Nowadays, sea ice animals are at the heart of debates on global warming. Images of polar bears from drifting glaciers are often used to raise awareness of melting snow.
The GADCOLLECTION Gallery represents many artists offering polar animal photography.
To view the online exhibition of the Photography Museum on the animals of the ice floe click here.
What are the sea ice animals?
Polar species are extremely varied. From killer whales to narwhals, including walrus, all these animals inhabit the ice floes and polar waters. They are all exceptional subjects for wildlife photographers.
Narwhal: the unicorn of the seas
The narwhal is a marine mammal that lives in the Arctic Ocean, in deep waters. It has a small head and a long body. The most remarkable element in its morphology is its horn. The latter can measure up to three meters and weigh ten kilograms.
Paul Nicklen managed to photograph these fantastic horns.
The penguin: the seabird
Penguins are seabirds that cannot fly. They live mainly in the southern hemisphere, in colonies, and are particularly sociable. One of their defense mechanisms against predators is to huddle together. Their groupings are then photogenic and impressive.
Underwater creatures inhabiting arctic waters are favorite subjects of wildlife photographers. Indeed, their large sizes impress and contrast with the grace they show in the water. From whales to beluga through seals, these marine animals are captivating. Their movements were captured by Paul NICKLEN.
The polar bear
The polar bear is the quintessential ice floe animal. Its immaculate coat merges with the whiteness of the snow. His comforting fur makes his photographs soft and soothing despite being the largest carnivore in existence.
The walrus is a marine mammal that evolves on ice floes. It swims less than other marine animals and spends a lot of time on the ice resting. From then on, photographers have the leisure to photograph this giant of the seas sitting majestically on the ice floe.
The ice, a distant and fantastic space to photograph
The pack ice is the theater in which the polar animals evolve. It is a huge layer of ice that covers the polar oceans and offers a unique spectacle. Under the boreal sky this icy desert was the fruit of all fantasies because of its exoticism.
Stephen WILKES by his very particular process (Day to Night series) captured this fantastic space.
Stephen Wilkes, The great july melt, Greenland, 2019, Series : Day to Night
Paul NICKLEN also offers photographs of the sea ice in bright colors. He then delivers a vision that is both intimate and masterful of this space.
Why do photographs of sea ice animals fascinate us?
The pack ice appears to us at first glance as a hostile space. Freezing temperatures naturally frighten and repel humans. However, some animals have managed to adapt to this apparently unhospitable environment and to evolve in it. Therefore, the strength and composition of these polar animals feed our imagination.

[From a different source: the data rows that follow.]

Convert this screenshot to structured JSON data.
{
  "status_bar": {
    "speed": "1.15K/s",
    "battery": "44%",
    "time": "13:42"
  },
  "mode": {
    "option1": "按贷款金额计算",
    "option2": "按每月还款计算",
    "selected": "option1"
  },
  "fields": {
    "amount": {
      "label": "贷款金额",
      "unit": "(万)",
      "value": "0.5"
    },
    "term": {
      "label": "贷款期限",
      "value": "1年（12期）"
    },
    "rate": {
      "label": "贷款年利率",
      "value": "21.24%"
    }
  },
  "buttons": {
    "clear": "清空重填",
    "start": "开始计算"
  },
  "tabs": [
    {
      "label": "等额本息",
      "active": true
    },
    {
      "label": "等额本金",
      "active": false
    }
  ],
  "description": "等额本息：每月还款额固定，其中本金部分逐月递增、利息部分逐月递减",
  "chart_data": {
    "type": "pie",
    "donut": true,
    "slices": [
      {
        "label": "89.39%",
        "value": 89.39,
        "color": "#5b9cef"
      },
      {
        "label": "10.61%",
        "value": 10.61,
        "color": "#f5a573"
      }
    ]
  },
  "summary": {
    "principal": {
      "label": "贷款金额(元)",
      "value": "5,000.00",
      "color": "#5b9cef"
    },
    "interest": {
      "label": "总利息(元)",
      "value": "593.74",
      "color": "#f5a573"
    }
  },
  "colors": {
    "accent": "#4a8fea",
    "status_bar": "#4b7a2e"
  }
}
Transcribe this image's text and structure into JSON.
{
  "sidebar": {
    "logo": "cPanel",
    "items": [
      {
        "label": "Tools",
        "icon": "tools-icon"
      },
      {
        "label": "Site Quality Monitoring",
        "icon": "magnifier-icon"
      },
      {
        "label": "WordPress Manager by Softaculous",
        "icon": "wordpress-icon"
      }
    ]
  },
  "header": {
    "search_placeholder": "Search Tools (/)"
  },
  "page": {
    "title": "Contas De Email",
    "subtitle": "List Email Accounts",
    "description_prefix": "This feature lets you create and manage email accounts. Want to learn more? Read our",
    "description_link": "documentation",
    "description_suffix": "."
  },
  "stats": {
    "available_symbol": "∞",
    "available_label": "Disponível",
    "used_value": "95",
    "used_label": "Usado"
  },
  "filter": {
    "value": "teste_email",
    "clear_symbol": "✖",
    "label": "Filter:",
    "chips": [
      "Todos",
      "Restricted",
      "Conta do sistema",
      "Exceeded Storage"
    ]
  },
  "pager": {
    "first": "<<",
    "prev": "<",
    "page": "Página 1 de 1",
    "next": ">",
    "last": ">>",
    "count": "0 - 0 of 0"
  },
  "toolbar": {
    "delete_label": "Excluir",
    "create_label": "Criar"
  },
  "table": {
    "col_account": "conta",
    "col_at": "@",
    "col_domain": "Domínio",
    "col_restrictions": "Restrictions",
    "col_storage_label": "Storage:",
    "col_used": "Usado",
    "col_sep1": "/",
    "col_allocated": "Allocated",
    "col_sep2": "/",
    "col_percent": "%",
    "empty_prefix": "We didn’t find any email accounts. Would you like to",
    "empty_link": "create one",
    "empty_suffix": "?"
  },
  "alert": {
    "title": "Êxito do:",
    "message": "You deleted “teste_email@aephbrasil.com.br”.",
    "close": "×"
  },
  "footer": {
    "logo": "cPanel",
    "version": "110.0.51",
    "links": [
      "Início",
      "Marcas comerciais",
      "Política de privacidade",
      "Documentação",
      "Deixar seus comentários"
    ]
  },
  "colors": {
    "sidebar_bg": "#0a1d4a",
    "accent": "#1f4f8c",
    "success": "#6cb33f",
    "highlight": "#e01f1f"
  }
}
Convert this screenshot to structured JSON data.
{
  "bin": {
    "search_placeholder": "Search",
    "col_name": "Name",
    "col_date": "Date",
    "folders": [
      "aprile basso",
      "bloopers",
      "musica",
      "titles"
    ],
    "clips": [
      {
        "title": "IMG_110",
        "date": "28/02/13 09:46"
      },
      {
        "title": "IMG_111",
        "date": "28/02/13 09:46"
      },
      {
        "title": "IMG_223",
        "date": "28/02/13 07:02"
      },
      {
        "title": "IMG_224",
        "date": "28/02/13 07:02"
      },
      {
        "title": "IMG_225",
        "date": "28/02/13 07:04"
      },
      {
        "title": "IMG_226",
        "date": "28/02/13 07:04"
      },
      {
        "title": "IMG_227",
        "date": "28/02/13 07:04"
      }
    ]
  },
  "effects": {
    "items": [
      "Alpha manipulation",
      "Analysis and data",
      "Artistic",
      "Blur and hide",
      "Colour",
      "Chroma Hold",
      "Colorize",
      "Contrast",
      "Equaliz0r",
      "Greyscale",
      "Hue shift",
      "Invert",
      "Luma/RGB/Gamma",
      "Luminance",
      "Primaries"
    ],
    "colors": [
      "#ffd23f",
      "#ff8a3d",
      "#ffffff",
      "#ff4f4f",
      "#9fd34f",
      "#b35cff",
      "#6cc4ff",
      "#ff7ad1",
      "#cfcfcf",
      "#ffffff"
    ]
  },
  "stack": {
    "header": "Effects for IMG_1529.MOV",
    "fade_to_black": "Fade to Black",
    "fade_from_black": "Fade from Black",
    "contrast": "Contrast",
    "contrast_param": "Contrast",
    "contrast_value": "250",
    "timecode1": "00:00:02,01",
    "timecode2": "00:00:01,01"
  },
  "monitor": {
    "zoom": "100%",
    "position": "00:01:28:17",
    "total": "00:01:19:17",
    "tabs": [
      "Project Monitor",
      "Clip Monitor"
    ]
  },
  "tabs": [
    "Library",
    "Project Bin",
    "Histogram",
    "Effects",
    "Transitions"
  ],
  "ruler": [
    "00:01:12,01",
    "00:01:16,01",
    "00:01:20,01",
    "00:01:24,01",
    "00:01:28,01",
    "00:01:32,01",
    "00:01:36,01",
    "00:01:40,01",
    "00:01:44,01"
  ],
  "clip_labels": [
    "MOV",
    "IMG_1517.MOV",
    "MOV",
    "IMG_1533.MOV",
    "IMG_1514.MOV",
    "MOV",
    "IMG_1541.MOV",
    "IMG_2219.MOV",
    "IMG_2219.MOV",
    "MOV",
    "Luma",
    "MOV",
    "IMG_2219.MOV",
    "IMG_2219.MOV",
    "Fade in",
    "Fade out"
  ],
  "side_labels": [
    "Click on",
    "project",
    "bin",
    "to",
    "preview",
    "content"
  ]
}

Photography captures this strength and tranquility of polar animals.
These polar spaces appear to be particularly distant and exotic. Having a photograph of polar animals then makes it possible to bring the pack ice to oneself.
Stephen Wilkes, Ours polaires, Churchill, Manitoba, 2019, Series : Day to Night
Photographers: new spearheads in the fight against global warming
Photographers who capture sea ice animals are on the front lines of global warming. In particular, by melting ice, they see the impact of the latter on the natural habitat of polar animals. Thus, by their photographs they can raise awareness and warn about the ecological disaster to come.
Stéphane AISENBERG, Paul NICKLEN and Kyriakos KAZIRAS are such photographers. Their photographs of sea ice animals show both the strength of these animals and the fragility of their habitat, the beauty of these spaces and the threat weighing on them. The spectator is then brought to mobilize for the preservation of polar animals.